For very small screens, the input panel may take up essentially the entire screen. In this case, special consideration must be taken to display the text already entered in order to provide context to the user.
When input is completed, the input panel should disappear to allow more of the page to appear. HOW TO CORRECT???? MENTION THE BUTTONS ABOVE< BUT WHERE ARE THEY>???
If the pen can be detected as a unique item, the input panel may be placed anywhere on the screen. Otherwise the panel must always be placed to avoid accidental input, usually along the bottom of the viewport. Resistive and most capacitive screens will perceive multiple inputs and may not be able to tell the difference between the pen and the user's hand.
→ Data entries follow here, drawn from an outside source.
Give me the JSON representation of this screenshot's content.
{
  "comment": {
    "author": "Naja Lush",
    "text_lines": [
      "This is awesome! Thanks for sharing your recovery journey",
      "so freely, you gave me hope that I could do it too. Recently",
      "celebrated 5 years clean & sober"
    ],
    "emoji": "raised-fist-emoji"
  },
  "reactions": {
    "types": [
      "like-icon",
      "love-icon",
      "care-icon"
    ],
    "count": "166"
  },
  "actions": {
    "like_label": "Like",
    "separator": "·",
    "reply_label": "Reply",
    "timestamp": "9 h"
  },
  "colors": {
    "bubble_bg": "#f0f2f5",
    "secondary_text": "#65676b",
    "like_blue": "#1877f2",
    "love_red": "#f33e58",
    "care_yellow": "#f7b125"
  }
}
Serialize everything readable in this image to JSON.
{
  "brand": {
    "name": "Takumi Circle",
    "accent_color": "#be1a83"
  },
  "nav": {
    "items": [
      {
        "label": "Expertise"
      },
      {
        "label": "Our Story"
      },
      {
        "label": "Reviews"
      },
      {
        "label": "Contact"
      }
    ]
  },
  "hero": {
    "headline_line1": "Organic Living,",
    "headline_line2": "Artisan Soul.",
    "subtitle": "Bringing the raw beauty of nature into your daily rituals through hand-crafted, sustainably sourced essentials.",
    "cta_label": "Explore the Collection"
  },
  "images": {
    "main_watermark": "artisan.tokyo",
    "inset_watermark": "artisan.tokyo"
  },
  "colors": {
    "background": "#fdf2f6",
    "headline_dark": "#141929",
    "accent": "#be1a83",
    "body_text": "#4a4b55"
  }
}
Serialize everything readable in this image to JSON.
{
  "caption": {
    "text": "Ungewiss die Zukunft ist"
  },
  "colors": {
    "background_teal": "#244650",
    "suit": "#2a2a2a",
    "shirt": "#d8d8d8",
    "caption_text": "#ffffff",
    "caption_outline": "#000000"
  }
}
icon to open panel...
For individual character entry modes, each character should be given a discrete space in which it may be entered. This may be accomplished by simply dividing up the word entry area with ticks or lines, or may present a series of individual input panels.
Cursors -- and all other stuff inside the entry area, are still suggested, for the reason they work on mouse, to express modality; are you on a link, or in a particular tool, you get a different cursor) --- Also a cursor for the entry point, even if just a very small dot or crosshair.
The space taken by input panel must be considered by the page display. Do not allow important information to be obscured by the panel. For example, do not make it so the panel must be closed to scroll to the bottom of a form so the submit button may be activated. Consider the input panel to be a separate area instead of an overlay so items may be scrolled into view.
Handwriting recognition can be very fast and about as error prone as typing on a keyboard. However, correction methods and other parts of the interface can serve to make the overall experience very much slower...Reduce clicks... use gestures, easy access to modes, and predictive stuff to avoid the user having to manually launch the panel, manually switch to another mode to edit, etc.
...Avoid loosing user entered data. Reference exit guard/cancel guard about this, and make a point of the system having to preserve entry even with important warnings popping up, etc...
separate entry areas are generally no longer required technically so are not suggested unless there /is/ some specific technical reason... in which case, make sure that area works as well as possible...